Balance and equilibrium of the body are controlled by the central nervous system depending on inputs from 3 areas – the eyes (visual), the inner ear (vestibular) and the joints and muscles (proprioceptive). If there is a disorder affecting any of these areas, the brain needs to reweigh the sensory inputs to make the body stable. This is called Central Compensation. Vestibular rehabilitation is aimed at promoting central compensation. It is important to start exercises as soon as possible to get the best and lasting results of treatment.
Vestibular evaluation will allow your doctor to understand which system/systems are affected leading to vertigo. The systems which need to be evaluated include
Vestibulo-ocular reflex (VOR) – this is a very quick reflex which enables images to be kept stable on the fovea of the retina during head movement. If this reflex is weak, the person will have blurred vision or instability during head movement.
Vestibulospinal reflex (VSR) – this reflex helps in keeping the body stable during movement. Problems with this reflex will make the person unsteady especially on standing and walking.

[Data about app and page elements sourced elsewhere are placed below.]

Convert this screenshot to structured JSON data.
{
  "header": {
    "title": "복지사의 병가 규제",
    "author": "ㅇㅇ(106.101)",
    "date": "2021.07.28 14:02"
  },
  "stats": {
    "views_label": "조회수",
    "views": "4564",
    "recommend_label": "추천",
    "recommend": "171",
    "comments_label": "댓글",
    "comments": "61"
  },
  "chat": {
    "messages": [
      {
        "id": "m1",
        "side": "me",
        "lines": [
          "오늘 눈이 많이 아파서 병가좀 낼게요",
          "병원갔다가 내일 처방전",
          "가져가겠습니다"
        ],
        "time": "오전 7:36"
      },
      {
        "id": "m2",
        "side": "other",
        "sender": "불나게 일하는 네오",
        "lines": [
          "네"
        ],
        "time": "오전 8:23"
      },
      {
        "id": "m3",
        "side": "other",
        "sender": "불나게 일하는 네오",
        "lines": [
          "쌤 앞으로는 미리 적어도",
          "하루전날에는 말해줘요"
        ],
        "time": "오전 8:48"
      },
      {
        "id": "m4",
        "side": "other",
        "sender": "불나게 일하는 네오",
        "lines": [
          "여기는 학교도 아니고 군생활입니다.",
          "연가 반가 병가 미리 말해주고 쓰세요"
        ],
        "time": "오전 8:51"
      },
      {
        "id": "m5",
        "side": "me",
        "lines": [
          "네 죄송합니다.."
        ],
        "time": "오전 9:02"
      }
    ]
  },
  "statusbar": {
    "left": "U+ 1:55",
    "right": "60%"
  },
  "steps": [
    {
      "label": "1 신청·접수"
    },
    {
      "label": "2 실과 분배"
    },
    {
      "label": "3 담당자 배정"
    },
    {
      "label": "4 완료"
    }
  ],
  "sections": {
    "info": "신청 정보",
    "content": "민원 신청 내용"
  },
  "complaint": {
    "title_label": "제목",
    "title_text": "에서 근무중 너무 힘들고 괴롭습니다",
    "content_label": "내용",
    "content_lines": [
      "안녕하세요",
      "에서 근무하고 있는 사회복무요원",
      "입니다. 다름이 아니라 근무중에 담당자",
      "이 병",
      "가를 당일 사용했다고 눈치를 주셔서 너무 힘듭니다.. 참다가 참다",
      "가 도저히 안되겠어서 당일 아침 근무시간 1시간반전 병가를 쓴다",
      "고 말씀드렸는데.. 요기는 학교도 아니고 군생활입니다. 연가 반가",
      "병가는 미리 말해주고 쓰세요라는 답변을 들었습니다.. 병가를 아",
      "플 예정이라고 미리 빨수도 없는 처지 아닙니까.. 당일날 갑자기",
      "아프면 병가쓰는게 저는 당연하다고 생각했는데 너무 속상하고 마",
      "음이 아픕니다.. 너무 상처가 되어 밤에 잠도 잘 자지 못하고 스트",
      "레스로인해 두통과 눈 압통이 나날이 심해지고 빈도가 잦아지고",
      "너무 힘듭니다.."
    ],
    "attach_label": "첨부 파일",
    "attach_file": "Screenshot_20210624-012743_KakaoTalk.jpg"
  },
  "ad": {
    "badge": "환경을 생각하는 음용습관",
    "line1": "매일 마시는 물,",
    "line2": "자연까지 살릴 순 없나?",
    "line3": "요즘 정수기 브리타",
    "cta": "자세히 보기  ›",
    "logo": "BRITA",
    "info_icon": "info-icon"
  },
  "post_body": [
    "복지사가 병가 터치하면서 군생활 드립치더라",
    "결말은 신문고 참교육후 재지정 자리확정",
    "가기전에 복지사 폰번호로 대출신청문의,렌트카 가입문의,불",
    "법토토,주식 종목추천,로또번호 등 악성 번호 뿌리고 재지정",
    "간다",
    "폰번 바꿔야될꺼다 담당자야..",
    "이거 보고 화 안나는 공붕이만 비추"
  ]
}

Otolith system – This system controls the linear acceleration of the body which stables the body in 3 dimensions – the yaw, pitch and roll. Defects in the otolith system lead to a feeling of constant instability or being pushed.
Central programming – different parts of the brain are involved in integrating the sensory information received from the periphery. Cognitive function is also very important. Any disorder of central programming will make the patient and more prone to falls.

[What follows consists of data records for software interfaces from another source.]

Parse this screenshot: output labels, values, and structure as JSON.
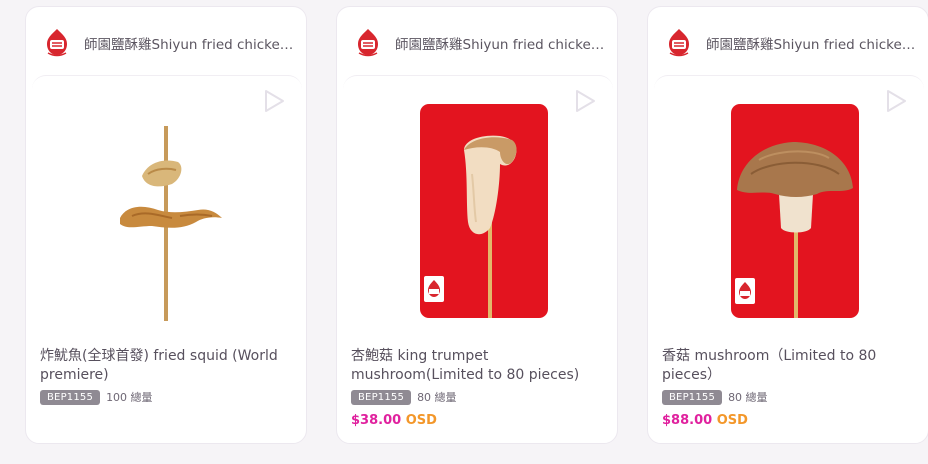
{
  "products": [
    {
      "shop_name": "師園鹽酥雞Shiyun fried chicken ...",
      "title": "炸魷魚(全球首發) fried squid (World premiere)",
      "code": "BEP1155",
      "quantity": "100 總量",
      "price_amount": "",
      "price_currency": ""
    },
    {
      "shop_name": "師園鹽酥雞Shiyun fried chicken ...",
      "title": "杏鮑菇 king trumpet mushroom(Limited to 80 pieces)",
      "code": "BEP1155",
      "quantity": "80 總量",
      "price_amount": "$38.00",
      "price_currency": "OSD"
    },
    {
      "shop_name": "師園鹽酥雞Shiyun fried chicken ...",
      "title": "香菇 mushroom（Limited to 80 pieces）",
      "code": "BEP1155",
      "quantity": "80 總量",
      "price_amount": "$88.00",
      "price_currency": "OSD"
    }
  ],
  "icons": {
    "logo": "shiyun-logo-icon",
    "play": "play-icon"
  },
  "colors": {
    "price_amount": "#e0219e",
    "price_currency": "#f3972a",
    "photo_background": "#e3141f",
    "badge": "#8f8a93"
  }
}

According to site of weakness, age, any associated disorders like back or knee pain, the vestibular rehabilitation exercises are planned.
For VOR disorders – gaze stabilization, tracking and exercises aimed at the movement of head and neck are prescribed.
An example is given below –
Step 1 – Look at a distant object.
Step 2 – Move your head side to side keeping your gaze stable on the object.
Step 3 – Move your head up and down keeping your eyes on the object.
For VSR disorders, exercises are aimed at the lower body and promote maintaining balance in challenging situations. Activities are aimed at promoting different ankle, knee and hip strategies to balance on irregular surfaces
An example is given below
Step 1 – Stand with your feet together
Step 2 – Take a step forward keeping the feet about 25cm apart.
Step 3 – Take a step backwards keeping feet together again.
Exercises which are prescribed usually start as low intensity, slow exercises which are steadily increased in speed and complexity. Repeating the same exercises for long durations will not help promote recovery as the vestibular system will get used to the same repeated activity. Compensation requires the system to be challenged to have a greater impact.
Always do exercises under supervision or in the presence of another person who can help you in the unlikely event of a fall.
According to the severity of symptoms, Vestibular rehabilitation is given as home exercise or in the clinic under the supervision of a therapist. The therapists at NeuroEquilibrium’s Advanced Vertigo and Balance Clinics give rehabilitation through highly sophisticated equipment that enables them to monitor the results and modify exercises according to the progress of the patient.
Check for an appointment and rehabilitation therapy here.